Two things to put that claim in some context: 1) Mad Men is a quite good but very overrated show, and 2) I don’t give a damn that literally no one will agree with that, because I still get to be right about it. Yes, MM has glamorous production designs, erudite writing, sex appeal and ample wit. But wit is the humor of the terminally self-serious, and Bojack being a wacky animated comedy more readily identifiable as a progeny of The Simpsons' brand of sweeping satirical whimsy gives it sneaky advantages over its live action peers. For starters, it’s rarely even thought of as a peer to cable antihero shows, and the inherent goofiness that comes with the half-hour animated format has been used as cover to push its eponymous equine to even darker depths of addiction and destructiveness than Don Draper ever sunk. I used to fear the penultimate episodes of shows like The Wire or Game Of Thrones for how they always seemed to deliver the cruelest deaths, but I’ve come to dread that second to last episode of Bojack in the same way, to see what new low he could possibly, all-too-believably scrape. Last year’s was stunningly horrible. This year may be worse.
But it’s also screamingly funny. Not for nothing do I invoke The Simpsons; no one has done background, sign, and music gags as well and frequently since that show's heyday. It does inside-baseball skewering of the entertainment industry (another area where the animation serves as a buffer against the inherent insufferableness that comes with that territory) as well as anything since 30 Rock. Also, uniquely for Netflix, it has a strong sense of how to use its episodic format. The silent-film episode “Fish Out Of Water” justly received most of the attention for its form-bending theatrics, but the hilarious-turned-harrowing bender of “That’s Too Much, Man!” was as wild a ride as any hourlong drama took this year, and the ebullient ode to abortion that was “Brrap Brrap, Pew Pew!” outdid anything South Park did this year in terms of spit-your-drink-out funny takes on hot button issues. Bojack Horseman may be one of the worst

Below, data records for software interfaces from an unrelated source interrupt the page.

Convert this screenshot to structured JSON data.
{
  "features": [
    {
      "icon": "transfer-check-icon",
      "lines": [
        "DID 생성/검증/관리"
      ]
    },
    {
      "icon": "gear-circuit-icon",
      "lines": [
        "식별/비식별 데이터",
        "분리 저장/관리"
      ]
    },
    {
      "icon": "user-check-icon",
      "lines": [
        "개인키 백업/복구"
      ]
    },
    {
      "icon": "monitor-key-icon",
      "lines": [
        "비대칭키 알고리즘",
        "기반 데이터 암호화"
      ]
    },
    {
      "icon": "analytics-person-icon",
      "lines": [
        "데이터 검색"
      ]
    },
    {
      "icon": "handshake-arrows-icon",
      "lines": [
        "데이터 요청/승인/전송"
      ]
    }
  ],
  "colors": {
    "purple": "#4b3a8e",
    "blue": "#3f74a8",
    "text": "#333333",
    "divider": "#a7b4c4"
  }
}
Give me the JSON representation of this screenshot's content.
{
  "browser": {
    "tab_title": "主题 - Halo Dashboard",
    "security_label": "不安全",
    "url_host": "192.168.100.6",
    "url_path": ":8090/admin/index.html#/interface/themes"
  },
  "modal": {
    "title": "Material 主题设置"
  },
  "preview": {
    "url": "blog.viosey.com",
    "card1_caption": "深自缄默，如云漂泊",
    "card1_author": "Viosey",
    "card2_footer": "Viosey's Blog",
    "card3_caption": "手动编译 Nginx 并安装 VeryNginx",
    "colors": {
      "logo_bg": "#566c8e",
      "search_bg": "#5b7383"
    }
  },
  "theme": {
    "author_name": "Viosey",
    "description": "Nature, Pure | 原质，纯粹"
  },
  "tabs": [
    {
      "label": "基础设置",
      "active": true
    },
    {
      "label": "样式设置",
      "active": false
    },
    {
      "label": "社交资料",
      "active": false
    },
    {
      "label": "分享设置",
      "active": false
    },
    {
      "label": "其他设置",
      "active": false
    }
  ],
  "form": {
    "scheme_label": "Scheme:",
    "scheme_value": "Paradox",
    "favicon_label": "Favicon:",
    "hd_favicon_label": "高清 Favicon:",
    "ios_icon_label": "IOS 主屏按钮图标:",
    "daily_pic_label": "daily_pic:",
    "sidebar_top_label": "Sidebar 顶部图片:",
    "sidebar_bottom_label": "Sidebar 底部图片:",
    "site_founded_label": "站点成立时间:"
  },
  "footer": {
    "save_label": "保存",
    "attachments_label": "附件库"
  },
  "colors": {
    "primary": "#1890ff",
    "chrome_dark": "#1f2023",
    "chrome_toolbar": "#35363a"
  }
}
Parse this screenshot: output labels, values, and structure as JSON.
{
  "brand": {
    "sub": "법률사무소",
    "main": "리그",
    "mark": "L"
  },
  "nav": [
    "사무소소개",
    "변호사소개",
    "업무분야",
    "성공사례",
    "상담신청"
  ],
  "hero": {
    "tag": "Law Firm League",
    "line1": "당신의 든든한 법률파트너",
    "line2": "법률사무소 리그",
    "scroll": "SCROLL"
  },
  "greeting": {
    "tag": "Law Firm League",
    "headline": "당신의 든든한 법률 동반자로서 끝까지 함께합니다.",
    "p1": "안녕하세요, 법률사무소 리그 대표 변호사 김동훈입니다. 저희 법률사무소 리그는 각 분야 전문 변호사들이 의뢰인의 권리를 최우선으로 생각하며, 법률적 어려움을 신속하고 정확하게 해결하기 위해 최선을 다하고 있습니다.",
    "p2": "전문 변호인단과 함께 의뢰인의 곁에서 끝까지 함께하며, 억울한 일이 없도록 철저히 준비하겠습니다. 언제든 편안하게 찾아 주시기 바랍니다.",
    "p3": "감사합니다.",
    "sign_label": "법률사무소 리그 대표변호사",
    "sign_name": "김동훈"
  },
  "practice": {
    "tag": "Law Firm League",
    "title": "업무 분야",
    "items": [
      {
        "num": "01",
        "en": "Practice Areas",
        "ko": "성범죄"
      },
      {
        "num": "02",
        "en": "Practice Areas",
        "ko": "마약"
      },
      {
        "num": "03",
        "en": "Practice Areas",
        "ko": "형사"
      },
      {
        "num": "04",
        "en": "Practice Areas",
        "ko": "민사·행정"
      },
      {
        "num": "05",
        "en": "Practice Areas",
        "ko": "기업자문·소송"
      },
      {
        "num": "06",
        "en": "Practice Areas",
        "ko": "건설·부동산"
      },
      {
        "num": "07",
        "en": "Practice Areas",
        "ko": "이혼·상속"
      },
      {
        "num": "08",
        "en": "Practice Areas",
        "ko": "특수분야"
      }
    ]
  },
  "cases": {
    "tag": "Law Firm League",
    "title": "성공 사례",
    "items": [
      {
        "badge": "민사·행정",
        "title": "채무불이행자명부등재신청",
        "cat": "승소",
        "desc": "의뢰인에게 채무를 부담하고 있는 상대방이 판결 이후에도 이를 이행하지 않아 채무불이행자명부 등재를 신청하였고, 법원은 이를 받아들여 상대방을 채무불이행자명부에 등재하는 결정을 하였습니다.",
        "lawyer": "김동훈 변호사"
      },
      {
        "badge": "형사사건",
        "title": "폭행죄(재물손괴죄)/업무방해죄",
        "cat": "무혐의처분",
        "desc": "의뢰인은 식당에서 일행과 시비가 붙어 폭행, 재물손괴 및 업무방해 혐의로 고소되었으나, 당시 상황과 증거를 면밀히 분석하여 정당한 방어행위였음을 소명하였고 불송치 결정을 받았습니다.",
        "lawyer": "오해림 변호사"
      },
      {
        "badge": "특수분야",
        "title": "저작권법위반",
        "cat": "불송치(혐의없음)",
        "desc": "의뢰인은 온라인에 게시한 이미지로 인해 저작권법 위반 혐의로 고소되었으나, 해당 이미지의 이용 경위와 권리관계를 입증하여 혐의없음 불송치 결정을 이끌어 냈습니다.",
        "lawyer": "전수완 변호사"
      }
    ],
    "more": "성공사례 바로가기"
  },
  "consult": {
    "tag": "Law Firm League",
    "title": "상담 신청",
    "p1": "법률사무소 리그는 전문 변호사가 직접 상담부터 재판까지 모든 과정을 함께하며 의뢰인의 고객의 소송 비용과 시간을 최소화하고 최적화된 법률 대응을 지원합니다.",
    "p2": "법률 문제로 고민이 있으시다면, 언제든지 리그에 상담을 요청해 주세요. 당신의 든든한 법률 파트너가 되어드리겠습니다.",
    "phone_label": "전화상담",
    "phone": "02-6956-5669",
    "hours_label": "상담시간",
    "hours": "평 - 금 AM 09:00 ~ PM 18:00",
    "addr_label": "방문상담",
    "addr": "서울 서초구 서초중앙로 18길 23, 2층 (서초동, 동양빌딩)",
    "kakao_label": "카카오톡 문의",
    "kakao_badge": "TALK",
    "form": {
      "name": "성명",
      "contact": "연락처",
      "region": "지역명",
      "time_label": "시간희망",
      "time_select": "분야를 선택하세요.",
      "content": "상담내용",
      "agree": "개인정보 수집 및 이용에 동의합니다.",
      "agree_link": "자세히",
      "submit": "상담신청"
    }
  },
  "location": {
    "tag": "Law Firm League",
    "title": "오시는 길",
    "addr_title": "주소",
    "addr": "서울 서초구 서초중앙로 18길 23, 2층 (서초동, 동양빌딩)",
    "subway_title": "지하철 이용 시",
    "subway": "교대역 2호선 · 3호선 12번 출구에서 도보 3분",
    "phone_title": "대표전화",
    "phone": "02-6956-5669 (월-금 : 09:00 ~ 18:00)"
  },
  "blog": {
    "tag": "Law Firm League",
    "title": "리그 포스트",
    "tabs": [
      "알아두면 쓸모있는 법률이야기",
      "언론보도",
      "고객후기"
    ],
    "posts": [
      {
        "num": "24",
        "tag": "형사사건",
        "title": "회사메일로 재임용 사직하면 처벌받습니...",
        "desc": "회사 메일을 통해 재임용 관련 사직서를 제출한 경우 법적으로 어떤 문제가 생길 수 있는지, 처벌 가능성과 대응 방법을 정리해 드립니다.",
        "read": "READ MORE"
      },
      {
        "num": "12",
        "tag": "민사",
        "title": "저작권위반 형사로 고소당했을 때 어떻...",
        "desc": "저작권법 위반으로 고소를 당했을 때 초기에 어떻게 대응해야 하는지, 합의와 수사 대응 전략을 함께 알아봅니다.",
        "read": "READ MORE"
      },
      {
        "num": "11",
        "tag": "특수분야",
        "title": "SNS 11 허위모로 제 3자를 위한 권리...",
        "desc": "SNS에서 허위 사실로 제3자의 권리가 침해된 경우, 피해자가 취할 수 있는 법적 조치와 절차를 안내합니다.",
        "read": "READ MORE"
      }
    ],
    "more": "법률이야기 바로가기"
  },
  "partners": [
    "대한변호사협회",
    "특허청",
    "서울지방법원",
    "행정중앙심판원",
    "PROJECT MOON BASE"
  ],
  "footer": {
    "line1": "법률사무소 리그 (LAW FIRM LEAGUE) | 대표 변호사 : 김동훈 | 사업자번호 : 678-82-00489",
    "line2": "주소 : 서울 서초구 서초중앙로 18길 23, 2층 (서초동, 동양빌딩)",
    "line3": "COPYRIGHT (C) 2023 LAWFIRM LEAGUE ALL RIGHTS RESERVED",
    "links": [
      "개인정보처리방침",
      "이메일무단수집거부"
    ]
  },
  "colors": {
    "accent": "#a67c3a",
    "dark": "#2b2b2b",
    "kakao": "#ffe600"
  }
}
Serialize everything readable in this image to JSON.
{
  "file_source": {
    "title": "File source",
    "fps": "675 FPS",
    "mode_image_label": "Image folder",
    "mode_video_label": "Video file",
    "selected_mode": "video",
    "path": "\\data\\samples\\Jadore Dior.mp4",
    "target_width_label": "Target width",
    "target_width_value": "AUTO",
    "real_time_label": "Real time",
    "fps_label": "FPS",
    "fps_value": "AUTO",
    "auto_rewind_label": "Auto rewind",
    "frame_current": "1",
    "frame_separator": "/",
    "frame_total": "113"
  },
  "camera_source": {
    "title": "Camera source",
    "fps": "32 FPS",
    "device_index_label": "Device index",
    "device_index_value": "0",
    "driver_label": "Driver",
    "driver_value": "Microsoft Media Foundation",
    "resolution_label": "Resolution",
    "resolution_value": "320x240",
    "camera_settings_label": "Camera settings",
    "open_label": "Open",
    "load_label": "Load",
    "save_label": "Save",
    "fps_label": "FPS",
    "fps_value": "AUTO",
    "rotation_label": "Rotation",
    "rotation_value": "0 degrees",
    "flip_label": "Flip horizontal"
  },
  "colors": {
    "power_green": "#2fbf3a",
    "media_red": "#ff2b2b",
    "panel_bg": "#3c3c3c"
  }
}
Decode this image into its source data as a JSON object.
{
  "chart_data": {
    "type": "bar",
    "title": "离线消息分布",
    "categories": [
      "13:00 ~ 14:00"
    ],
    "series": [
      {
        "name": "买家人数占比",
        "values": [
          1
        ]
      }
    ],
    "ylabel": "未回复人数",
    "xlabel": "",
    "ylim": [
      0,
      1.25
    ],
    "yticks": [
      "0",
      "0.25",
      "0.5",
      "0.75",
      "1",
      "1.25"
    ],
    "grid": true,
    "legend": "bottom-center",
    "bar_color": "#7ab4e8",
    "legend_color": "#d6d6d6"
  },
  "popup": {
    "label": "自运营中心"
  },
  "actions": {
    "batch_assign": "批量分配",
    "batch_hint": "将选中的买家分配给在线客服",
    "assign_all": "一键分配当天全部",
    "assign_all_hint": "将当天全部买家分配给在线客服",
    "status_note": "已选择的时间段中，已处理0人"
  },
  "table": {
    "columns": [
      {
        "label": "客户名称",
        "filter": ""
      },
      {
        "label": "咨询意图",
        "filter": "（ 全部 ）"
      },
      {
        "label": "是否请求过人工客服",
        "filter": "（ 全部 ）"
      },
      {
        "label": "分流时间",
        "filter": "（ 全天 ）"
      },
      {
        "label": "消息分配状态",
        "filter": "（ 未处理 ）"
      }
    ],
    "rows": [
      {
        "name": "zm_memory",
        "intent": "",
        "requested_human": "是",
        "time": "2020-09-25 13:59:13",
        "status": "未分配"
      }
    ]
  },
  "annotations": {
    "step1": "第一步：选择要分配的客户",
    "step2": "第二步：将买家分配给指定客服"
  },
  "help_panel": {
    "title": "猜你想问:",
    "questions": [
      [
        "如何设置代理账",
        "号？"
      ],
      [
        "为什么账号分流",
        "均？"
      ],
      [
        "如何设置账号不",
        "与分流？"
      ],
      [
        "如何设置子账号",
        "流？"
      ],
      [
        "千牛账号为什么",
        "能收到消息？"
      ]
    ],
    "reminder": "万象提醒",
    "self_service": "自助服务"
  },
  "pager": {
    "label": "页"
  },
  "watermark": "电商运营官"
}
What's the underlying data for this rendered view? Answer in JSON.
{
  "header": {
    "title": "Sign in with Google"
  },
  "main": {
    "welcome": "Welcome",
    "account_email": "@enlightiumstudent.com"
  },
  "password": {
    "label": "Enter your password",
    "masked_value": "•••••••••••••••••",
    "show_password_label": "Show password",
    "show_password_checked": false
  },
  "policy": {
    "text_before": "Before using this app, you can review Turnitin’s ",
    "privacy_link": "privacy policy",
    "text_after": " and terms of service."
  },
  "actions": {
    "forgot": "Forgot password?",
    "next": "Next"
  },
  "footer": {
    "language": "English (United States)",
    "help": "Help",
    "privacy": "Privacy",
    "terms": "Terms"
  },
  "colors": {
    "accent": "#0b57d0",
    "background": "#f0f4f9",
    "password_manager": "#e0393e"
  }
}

horses to ever front a sitcom, but Bojack
Horseman is the funniest sitcom on
Watch It For: All of the brilliance I didn’t even mention. Like Paul F. Tompkins’ demented positivity as celebrity golden retriever Mr. Peanutbutter, or Keith Olbermann’s skewering of his own blowhard image as perpetually-outraged whale of a news anchor.